Preparation for the 2 April 2019 Session

Resultado de imagen para university of paris in the middle agesHighlights to help your reading of Pieper's Guide to Thomas Aquinas, IV-VI:
  • St Thomas can't be identified as "Aristotelian" (or "Platonist" or "Augustinian" for that matter). He looked for the truth of relevant matters wherever (and from whomever) he could find it. 
  • For St Thomas what Aristotle has to say is important not because Aristotle says it but inasmuch as it is true. St Thomas engaged with Aristotle's ideas, scrutinised them and made them relevant to philosophy in the Middle Ages and beyond. 
  • He deepened on Aristotle because of the Greek philosopher's attention to concreteness, to the natural world, to things as they are in reality. 
  • The discovery of Aristotle and his perspective coincides with a move in Christian thought away from a certain Augustinian contempt for the (natural) world and in favour of a symbolic interpretation of this world as a symbol of the sacred.
  • This discovery could potentially lead to an extreme view away from the sacred (secularisation) and this was the reason Aristotle was seen with reserve by many.
  • For St Thomas, a believer in Sacred Revelation as the highest expression of objective truth, Aristotle represents however an opportunity to revisit an implicit idea present in Christian thought from the beginning: the appreciation of Creation (including the natural world).  
  • Though several universities flourish in the XIII century, some focus more in Law (eg Bologna) or Maths and Sciences (eg Salerno and Oxford), but one, Paris, focuses on the two disciplines that are universal by nature (about the whole of reality): theology and philosophy.
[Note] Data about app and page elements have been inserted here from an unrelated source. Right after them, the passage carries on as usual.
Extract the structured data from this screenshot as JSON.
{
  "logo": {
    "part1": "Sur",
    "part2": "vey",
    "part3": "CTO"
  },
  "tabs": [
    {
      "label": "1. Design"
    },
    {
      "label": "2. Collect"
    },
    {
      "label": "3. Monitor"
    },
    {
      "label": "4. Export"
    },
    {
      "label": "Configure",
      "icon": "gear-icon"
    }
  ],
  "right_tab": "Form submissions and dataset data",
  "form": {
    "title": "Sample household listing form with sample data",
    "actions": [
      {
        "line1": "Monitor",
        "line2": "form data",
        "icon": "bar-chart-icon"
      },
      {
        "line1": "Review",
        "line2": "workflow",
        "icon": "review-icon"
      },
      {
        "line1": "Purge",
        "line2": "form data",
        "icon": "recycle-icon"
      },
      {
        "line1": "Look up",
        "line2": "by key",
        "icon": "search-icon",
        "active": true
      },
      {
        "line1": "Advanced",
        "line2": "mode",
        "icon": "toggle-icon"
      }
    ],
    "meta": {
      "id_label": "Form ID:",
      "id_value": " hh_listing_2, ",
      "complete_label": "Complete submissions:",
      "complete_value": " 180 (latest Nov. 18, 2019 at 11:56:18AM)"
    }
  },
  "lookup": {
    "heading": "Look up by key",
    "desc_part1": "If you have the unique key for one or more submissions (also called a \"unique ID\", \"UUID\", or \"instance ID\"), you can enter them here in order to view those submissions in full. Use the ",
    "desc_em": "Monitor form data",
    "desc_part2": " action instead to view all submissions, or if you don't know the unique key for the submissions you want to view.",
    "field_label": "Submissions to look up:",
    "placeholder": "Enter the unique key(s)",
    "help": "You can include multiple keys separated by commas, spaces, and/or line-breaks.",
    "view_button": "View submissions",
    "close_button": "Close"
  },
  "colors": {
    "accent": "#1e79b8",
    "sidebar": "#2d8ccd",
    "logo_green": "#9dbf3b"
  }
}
Therefore the University of Paris becomes the most important academy of the Western world. 
  • St Thomas arrives there as a student in 1242. He becomes the equivalent of a lecturer (after obtaining his licentia docendi or "permission to teach") in 1256. Due to the "Mendicant controversy" he is barred from membership to an equivalent of the university's teaching union (the universitas magistrorum) and his students are forbidden to attend his lectures. In the meantime he has just concluded De ente et essentia (the small work we are analysing during these weeks) and is composing other works.
  • The matter is so serious that it is not solved till the Pope himself intervenes in 1257, so that Dominican St Thomas and Franciscan St Bonaventure be allowed to teach. During this time Thomas defends the way of life fostered by the Mendicant orders using the disputatio ("disputation").
  • The disputatio was a disciplined form of debate, based on solid argumentation, but still remaining a dialogue with those holding the opposing view. It was a very common way to learn and teach in medieval universities. The second work of St Thomas we'll analyse this year (De veritate) is written in that format.